- _Exercise objective_: Go through the lines below and copy each one that holds the string "data".

# # # #

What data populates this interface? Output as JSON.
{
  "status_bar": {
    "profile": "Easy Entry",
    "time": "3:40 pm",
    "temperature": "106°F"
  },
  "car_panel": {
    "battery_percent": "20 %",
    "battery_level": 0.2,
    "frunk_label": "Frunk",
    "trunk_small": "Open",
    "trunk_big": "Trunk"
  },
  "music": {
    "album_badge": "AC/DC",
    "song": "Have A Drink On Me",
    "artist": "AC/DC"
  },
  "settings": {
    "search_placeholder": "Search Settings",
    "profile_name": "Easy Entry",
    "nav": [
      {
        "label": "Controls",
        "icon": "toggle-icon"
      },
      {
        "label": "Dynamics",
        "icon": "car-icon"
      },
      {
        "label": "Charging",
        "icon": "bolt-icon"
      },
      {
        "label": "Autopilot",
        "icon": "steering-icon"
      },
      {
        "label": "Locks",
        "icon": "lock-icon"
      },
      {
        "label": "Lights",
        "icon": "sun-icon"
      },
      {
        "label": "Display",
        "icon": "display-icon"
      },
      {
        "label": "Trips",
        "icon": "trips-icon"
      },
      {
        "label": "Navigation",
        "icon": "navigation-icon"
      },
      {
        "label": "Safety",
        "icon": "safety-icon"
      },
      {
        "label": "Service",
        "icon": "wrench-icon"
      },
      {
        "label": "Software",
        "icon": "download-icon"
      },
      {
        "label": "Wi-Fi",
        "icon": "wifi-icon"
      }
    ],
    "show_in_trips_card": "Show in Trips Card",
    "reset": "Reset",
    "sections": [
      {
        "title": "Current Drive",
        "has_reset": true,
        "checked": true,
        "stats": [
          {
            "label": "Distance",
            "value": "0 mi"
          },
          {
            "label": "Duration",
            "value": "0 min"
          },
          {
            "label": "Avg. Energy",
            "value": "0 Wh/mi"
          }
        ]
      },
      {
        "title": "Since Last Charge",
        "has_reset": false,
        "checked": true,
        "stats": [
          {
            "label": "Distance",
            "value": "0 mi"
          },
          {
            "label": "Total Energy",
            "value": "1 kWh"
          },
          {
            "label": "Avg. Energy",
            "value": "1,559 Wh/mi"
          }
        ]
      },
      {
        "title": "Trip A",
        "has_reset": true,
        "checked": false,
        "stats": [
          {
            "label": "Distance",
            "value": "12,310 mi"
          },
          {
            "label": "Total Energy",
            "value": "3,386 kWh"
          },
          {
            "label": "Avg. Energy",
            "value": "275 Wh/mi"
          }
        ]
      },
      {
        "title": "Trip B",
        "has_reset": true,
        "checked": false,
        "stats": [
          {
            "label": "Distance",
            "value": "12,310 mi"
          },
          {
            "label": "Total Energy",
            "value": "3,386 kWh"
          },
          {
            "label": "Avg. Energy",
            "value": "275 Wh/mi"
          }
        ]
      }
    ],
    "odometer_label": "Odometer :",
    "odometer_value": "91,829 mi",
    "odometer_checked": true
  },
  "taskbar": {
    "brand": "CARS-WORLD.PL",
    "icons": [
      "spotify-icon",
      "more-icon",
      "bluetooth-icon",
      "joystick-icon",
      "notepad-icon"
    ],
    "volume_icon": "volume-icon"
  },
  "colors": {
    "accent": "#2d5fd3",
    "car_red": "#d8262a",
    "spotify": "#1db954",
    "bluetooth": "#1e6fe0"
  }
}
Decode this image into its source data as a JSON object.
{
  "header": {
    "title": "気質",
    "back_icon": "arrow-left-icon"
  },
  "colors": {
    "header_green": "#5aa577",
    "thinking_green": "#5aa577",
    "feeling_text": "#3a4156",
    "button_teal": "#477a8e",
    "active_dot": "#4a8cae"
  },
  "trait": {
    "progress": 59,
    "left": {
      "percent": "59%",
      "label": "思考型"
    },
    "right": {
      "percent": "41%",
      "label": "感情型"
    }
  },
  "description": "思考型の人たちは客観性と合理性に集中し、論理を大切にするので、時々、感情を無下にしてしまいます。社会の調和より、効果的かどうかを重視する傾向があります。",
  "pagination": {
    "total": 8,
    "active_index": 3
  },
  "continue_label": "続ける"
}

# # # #

- _Answer box_:
What data populates this interface? Output as JSON.
Decode this image into its source data as a JSON object.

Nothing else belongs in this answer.